The ability of European coaches to adapt to certain practices in the Turkish football scene always amazes me. Just look at how quickly Fenerbahçe coach, Vitor Pereira, turned into an average Turkish football commentator – ignoring the most basic footballing principles in the name of counterattacks, a trait often attributed to average football commentators.
Pereira wants his side to score goals and he wants it to do so as soon as possible. Everyone wants to score, but there is no shortcut. First, you need to build a sophisticated and repeatable path to the goal. Fenerbahçe and Pereira are trying to get results without using the center of the game. Attacking only from the wings, without utilizing the center of the field, bypasses complex structures and moves the ball directly to the goal. This plan naturally destabilizes Fenerbahçe’s game.
Moving the ball from defense to the side is not wrong in itself, but the desire to send every ball to the edge and eventually to the penalty area at speed is not reasonable. Moving the ball to one side but not multiplying the moves is unacceptable. The use of the wings, regardless of the support that may come from the center, means the risk of losing the ball is too high.
If Pereira adopts this game plan long-term, he cannot play a three-man defense, because this strategy increases the probability of the opponent winning the ball and surprising the three-man defense on the counter. Since triple defense does not cover enough area and mark enough players in counterattacks, the situation is far from ideal.

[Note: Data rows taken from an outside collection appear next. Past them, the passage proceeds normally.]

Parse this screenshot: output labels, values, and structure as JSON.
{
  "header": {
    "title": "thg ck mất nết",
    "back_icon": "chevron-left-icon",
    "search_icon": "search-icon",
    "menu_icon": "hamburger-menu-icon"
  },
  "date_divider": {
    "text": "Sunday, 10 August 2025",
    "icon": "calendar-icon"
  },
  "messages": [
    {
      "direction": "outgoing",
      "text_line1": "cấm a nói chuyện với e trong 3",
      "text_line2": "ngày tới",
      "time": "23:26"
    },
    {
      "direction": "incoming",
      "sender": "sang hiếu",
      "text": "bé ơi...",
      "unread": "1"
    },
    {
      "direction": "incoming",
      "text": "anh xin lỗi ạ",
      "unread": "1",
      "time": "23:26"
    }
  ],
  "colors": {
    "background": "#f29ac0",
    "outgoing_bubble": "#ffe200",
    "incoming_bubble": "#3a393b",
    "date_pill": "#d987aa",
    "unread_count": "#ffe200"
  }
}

The direct approach that the average commentators love is the problem of this game. Of course, some passes need to be played vertically to reach the opposition’s penalty area. However, the vertical use of each pass isolates the player who receives the pass. Nobody cares about this solitary situation. Whereas, after playing the ball to an idle player, one must reposition to become a passing option for the player in possession. Planning to create time and space is more advantageous. Then why is everything left to improvisation until after the shot at goal? I think this contradiction is ignored because the aim is not to play with a complex strategy but to direct the ball into the penalty area as soon as possible.
When Pereira did not use the center of the pitch, Istanbul Başakşehir manager Aykut Kocaman enthusiastically built it like a castle. This meant Fenerbahçe could not find a goal under normal conditions. Even if it did, it would be non-repeatable randomness. It has become very easy to control Fenerbahçe players, who are standing wide on wings. Playing against Fenerbahçe, which circulates the ball at wide angles, making gradual defense in every situation and position determined the fate of the game for Kocaman. He kept the length of the game short and allowed his players to press. On no occasion could Fenerbahçe outnumber Başakşehir.

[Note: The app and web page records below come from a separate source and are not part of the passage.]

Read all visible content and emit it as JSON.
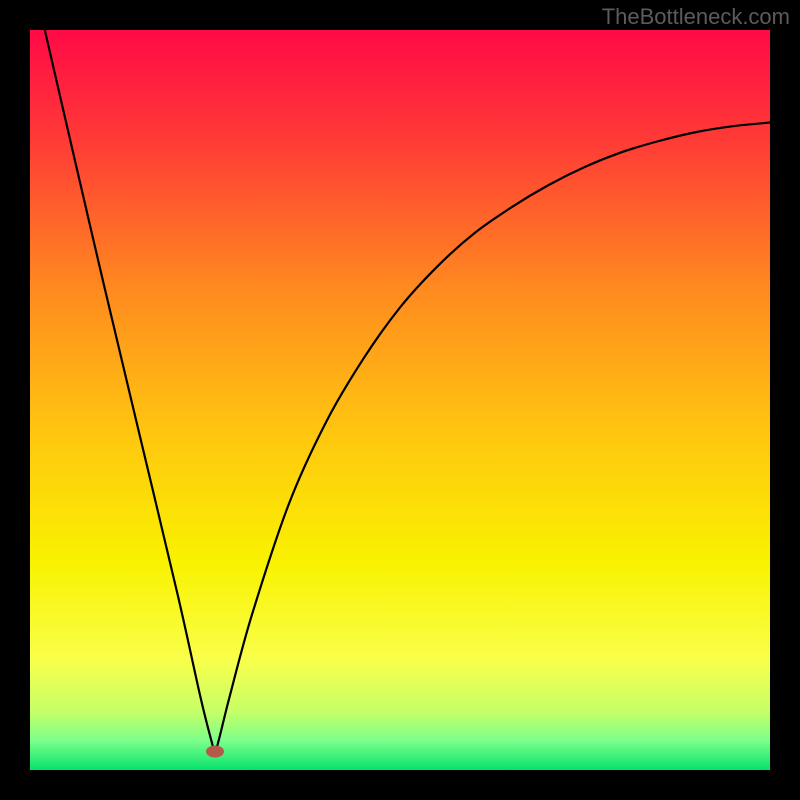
{
  "watermark": "TheBottleneck.com",
  "chart_data": {
    "type": "line",
    "title": "",
    "xlabel": "",
    "ylabel": "",
    "xlim": [
      0,
      100
    ],
    "ylim": [
      0,
      100
    ],
    "grid": false,
    "legend": false,
    "background": {
      "type": "vertical-gradient",
      "stops": [
        {
          "offset": 0.0,
          "color": "#ff0a46"
        },
        {
          "offset": 0.15,
          "color": "#ff3b36"
        },
        {
          "offset": 0.35,
          "color": "#ff8a1f"
        },
        {
          "offset": 0.55,
          "color": "#ffc80f"
        },
        {
          "offset": 0.72,
          "color": "#f9f200"
        },
        {
          "offset": 0.85,
          "color": "#f9ff4a"
        },
        {
          "offset": 0.92,
          "color": "#c7ff66"
        },
        {
          "offset": 0.96,
          "color": "#7dff8a"
        },
        {
          "offset": 1.0,
          "color": "#05e36b"
        }
      ]
    },
    "curve": {
      "color": "#000000",
      "width": 2.2,
      "minimum_marker": {
        "x": 25,
        "y": 2.5,
        "color": "#b55a4a"
      },
      "points": [
        {
          "x": 2.0,
          "y": 100.0
        },
        {
          "x": 5.0,
          "y": 87.0
        },
        {
          "x": 10.0,
          "y": 65.5
        },
        {
          "x": 15.0,
          "y": 44.5
        },
        {
          "x": 20.0,
          "y": 23.5
        },
        {
          "x": 23.0,
          "y": 10.0
        },
        {
          "x": 24.5,
          "y": 4.0
        },
        {
          "x": 25.0,
          "y": 2.5
        },
        {
          "x": 25.5,
          "y": 4.0
        },
        {
          "x": 27.0,
          "y": 10.0
        },
        {
          "x": 30.0,
          "y": 21.0
        },
        {
          "x": 35.0,
          "y": 36.0
        },
        {
          "x": 40.0,
          "y": 47.0
        },
        {
          "x": 45.0,
          "y": 55.5
        },
        {
          "x": 50.0,
          "y": 62.5
        },
        {
          "x": 55.0,
          "y": 68.0
        },
        {
          "x": 60.0,
          "y": 72.5
        },
        {
          "x": 65.0,
          "y": 76.0
        },
        {
          "x": 70.0,
          "y": 79.0
        },
        {
          "x": 75.0,
          "y": 81.5
        },
        {
          "x": 80.0,
          "y": 83.5
        },
        {
          "x": 85.0,
          "y": 85.0
        },
        {
          "x": 90.0,
          "y": 86.2
        },
        {
          "x": 95.0,
          "y": 87.0
        },
        {
          "x": 100.0,
          "y": 87.5
        }
      ]
    }
  }
}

Pereira has shown in previous matches that he may sacrifice his defensive principles for the sake of his game. In this match, he made great concessions on his offensive principles. If Pereira wants to break this cycle, he will need more players in the center of the game.